Hours Worked Versus Hours on the Clock

Thoughts on measuring how much of an employee's workday consists of actual work in the real world of the shop floor. November 5, 2013

Question
Can anyone, in easy to understand lingo, explain how they got to 45-55 or 65 an hour? I used the monthly numbers of everything together and divided it by 4 shop guys at 160 hours per month and came up with 46.75. Does this seem right?

Forum Responses
(Business and Management Forum)
From contributor T:
Is that your billing rate for each, individual employee? (All 4 on a job together would be $187 per hour?)



From contributor O:
Sounds reasonable - your wages and overhead may be on the lower end of the spectrum. Did you include profit?


From contributor P:
Make sure that you put in every little thing it cost you in overhead, even replacement cost of your equipment, shop and office supplies. Also things like what your financial goals are for future expansion.

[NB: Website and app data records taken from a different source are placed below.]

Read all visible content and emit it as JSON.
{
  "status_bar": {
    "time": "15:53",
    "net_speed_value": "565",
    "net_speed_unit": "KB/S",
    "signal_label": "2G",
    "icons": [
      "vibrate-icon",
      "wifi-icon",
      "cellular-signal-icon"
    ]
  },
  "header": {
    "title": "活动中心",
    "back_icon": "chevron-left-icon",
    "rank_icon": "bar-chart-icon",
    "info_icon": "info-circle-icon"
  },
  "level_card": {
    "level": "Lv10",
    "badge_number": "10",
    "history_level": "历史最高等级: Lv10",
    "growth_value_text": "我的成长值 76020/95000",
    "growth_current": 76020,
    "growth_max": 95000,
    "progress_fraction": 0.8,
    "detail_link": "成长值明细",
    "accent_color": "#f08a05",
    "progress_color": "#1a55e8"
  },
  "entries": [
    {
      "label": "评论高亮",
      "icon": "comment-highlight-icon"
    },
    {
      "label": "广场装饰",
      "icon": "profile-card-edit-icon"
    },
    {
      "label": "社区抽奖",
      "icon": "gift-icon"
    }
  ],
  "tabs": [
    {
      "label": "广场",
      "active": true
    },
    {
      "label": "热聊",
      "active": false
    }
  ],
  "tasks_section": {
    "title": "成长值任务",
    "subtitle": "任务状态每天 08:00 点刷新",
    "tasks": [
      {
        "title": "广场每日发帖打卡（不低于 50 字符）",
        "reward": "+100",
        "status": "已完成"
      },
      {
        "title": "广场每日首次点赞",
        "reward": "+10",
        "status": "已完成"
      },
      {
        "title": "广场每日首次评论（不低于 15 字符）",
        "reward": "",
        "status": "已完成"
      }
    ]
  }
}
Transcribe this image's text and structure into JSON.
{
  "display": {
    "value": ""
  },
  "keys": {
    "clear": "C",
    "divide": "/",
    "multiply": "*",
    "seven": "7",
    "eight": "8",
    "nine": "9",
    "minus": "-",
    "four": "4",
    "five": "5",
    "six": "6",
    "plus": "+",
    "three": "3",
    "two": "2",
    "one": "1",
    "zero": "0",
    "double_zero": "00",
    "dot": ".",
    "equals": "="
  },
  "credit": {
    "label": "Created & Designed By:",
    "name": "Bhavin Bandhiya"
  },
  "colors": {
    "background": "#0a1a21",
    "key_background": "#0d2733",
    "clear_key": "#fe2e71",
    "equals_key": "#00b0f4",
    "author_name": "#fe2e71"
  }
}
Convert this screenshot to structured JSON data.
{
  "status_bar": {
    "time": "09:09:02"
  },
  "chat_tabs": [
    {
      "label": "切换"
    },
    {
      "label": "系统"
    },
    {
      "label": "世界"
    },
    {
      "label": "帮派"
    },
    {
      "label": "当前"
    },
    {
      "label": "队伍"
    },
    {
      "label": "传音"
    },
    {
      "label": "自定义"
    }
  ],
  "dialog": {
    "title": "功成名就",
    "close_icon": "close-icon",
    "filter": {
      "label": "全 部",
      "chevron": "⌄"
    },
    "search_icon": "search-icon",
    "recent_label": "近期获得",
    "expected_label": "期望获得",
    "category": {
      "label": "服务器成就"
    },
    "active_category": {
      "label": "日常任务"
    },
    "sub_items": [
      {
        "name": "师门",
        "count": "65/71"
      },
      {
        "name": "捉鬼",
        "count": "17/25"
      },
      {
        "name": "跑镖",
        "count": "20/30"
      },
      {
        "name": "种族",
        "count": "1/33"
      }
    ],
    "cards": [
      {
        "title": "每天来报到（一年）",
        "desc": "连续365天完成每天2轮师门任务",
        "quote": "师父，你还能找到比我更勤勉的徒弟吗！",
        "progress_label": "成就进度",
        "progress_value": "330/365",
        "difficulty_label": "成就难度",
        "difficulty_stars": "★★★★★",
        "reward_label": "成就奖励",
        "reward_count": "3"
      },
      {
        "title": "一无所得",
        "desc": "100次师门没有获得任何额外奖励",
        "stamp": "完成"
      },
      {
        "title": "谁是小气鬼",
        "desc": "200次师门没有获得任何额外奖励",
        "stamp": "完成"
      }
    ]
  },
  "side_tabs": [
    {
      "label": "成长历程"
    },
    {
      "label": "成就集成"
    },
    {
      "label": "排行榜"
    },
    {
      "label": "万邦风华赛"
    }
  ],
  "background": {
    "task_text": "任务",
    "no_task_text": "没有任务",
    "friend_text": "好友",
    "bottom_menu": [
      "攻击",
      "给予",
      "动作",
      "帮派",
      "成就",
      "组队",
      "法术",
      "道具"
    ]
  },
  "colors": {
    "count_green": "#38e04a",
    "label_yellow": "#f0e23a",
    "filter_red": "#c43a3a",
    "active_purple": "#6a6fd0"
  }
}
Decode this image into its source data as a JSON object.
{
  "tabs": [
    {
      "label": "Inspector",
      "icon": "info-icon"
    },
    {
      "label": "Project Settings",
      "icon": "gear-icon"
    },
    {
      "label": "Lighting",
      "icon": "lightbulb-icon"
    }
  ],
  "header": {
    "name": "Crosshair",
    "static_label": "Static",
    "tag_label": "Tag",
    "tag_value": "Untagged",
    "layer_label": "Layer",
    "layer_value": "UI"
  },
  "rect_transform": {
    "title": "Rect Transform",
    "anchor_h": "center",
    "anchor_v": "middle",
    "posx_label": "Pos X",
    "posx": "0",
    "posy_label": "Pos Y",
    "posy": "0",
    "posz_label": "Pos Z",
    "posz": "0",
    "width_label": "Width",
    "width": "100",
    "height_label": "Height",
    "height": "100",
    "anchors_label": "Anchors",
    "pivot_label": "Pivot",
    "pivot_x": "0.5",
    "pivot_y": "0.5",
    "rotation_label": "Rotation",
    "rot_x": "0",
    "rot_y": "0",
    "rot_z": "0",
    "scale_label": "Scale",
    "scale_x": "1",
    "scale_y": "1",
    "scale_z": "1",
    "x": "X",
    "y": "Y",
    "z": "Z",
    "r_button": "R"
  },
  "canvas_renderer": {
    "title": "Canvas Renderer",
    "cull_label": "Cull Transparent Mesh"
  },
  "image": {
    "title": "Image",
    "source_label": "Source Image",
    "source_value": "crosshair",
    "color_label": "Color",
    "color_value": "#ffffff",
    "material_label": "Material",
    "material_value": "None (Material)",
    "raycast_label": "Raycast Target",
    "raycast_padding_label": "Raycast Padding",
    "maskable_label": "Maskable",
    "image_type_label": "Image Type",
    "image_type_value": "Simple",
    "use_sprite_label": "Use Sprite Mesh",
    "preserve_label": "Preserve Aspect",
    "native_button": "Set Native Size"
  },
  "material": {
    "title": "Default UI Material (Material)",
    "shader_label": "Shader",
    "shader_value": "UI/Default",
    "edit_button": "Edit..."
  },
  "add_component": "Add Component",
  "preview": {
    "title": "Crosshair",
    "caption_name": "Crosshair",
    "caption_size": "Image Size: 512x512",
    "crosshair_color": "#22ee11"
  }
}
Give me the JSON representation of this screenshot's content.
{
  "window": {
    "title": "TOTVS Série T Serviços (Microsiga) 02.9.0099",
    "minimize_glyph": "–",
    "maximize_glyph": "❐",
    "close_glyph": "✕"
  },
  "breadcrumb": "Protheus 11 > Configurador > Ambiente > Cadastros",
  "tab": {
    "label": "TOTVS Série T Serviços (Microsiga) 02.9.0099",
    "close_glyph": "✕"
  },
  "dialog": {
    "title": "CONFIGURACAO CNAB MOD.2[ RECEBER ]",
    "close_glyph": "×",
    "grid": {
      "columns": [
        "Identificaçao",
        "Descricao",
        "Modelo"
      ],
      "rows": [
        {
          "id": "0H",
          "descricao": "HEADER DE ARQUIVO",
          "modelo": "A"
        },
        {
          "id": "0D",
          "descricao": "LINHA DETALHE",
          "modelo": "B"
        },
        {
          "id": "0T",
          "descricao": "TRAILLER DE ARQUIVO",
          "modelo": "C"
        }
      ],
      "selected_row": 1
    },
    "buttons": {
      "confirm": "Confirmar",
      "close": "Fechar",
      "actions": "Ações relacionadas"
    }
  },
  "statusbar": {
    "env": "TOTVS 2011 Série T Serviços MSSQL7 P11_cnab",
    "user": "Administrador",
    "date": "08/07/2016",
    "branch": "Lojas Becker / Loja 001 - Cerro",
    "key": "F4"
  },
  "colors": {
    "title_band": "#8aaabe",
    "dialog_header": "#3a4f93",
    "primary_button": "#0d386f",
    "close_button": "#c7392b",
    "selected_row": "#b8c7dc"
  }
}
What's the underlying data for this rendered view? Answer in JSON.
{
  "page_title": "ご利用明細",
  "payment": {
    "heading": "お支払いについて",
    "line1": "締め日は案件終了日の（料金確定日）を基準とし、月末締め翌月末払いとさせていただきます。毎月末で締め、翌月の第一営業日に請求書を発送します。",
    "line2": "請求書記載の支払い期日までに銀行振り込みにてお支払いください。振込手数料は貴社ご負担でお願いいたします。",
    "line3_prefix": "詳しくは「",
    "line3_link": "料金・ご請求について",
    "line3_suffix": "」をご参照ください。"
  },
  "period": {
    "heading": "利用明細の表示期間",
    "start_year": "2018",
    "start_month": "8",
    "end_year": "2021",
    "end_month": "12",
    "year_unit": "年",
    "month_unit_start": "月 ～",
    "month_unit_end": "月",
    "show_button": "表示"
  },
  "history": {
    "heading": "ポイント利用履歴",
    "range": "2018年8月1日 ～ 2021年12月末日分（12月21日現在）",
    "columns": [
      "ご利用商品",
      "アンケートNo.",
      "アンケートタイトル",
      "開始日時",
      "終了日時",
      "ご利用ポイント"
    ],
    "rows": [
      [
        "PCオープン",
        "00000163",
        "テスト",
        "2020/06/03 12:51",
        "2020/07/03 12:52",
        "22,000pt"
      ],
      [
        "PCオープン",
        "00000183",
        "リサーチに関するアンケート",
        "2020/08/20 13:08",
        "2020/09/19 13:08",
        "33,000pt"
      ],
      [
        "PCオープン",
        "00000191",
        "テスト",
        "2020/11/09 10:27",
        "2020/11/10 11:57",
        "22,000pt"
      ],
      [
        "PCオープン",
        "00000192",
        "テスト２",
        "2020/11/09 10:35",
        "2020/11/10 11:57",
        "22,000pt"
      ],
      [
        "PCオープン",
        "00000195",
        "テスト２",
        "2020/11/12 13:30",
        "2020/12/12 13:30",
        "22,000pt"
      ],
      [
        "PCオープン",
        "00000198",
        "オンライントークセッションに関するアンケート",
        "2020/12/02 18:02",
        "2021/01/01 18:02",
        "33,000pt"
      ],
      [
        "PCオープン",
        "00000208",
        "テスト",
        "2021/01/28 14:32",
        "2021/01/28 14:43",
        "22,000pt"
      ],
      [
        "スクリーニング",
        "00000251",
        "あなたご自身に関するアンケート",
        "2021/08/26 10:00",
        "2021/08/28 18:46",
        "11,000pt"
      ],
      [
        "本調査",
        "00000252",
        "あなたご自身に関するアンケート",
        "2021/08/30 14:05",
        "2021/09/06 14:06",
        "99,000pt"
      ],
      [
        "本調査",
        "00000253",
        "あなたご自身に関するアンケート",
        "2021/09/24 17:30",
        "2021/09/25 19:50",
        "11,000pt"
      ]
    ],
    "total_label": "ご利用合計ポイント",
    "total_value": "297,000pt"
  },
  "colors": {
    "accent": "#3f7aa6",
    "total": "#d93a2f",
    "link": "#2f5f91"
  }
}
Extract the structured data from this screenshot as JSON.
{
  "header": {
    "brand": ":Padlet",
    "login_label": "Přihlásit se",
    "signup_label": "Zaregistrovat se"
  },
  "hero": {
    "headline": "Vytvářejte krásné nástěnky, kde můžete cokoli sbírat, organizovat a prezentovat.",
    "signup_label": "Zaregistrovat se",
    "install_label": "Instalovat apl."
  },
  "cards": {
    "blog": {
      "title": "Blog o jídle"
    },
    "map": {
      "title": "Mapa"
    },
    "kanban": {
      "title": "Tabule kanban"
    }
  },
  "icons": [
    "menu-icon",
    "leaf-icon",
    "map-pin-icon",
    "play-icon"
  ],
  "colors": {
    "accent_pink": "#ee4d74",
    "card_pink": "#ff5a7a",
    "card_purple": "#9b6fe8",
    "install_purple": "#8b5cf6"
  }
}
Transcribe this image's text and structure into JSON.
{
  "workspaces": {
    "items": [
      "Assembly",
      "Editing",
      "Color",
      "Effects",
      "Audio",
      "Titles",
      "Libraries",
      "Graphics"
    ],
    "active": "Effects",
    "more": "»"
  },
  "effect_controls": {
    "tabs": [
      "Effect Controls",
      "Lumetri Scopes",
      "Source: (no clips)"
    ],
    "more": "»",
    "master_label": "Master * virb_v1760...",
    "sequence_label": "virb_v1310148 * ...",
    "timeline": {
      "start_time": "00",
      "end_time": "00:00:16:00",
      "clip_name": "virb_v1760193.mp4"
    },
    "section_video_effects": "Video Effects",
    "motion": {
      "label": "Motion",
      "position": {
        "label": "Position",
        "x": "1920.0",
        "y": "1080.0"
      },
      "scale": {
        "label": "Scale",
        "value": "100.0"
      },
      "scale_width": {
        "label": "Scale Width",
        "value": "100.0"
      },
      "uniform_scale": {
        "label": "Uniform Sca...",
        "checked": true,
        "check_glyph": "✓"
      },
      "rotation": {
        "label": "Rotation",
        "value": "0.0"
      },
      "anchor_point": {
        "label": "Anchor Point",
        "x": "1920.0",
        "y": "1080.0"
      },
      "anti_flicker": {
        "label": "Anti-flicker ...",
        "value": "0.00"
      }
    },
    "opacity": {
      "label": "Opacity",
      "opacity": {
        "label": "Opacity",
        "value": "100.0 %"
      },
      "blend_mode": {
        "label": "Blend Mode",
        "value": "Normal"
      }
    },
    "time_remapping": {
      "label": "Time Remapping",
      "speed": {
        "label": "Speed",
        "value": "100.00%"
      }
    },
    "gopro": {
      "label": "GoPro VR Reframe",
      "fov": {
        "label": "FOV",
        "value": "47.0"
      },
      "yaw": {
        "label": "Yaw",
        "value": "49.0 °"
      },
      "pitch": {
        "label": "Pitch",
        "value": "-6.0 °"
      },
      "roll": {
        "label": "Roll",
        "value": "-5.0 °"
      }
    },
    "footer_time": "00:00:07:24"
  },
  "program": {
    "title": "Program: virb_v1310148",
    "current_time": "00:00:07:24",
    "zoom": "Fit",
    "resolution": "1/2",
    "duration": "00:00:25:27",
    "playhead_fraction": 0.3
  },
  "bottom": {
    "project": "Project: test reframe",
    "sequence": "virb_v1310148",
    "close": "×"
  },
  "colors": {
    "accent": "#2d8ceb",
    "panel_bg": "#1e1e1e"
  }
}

Plus you get 5.5 hrs of work from an 8 hour day from an average employee, so you have to adjust for that loss. The area that you are in and your competition may also make you adjust your overhead. If your area will pay out an average of $45.00 per hour and you're at $65.00 doing the same type of work, good luck getting it.




From contributor J:
Contributor P, I'm not debating it, but I'm curious where you get the figure for actual hours of work from an employee.


From contributor L:
I don't know how he got there, but I do know you won't get 40 hours work out of 40 hours pay! Cleanup, maintenance, head scratching, training... Do you charge the same rate for bench work as CNC, bander, etc.? A router can eat up $100 a day in tooling easily. Cutting pre-lam? There goes $200/day (3 piece $70 tools + periodic boring bits, etc.) Life of numerical controlled machines? 8-10 years?


From contributor P:
I got those figures from the SBA here in IL for manufacturing. The 5.5 is just an average and can vary depending on your employees. This is why big companies watch their time so close, because it can multiply into large loss of revenue. Try tracking your guys and see how close it comes to 8 hours. You have to do this for a month to get a good average.


From contributor L:
Try using this form. The grid lines didn't come through, but you can tell where they go. The columns are: operator, working, idle, missing, talking, other, notes.

Summation is at bottom of page:
Total
% Of Total
Date _______________ Time: _______________ By: _______________
Work Sampling Study
Procedure: Walk through the plant. Looking at the floor, look up and observe what is happening at that instant at that work station, record it (check mark). Do this over a 20-sample exercise in 2 or 3 days. Compile the % of time each employee is engaged in each activity. Very revealing and a good tool to use for evaluations especially if itís done over several months.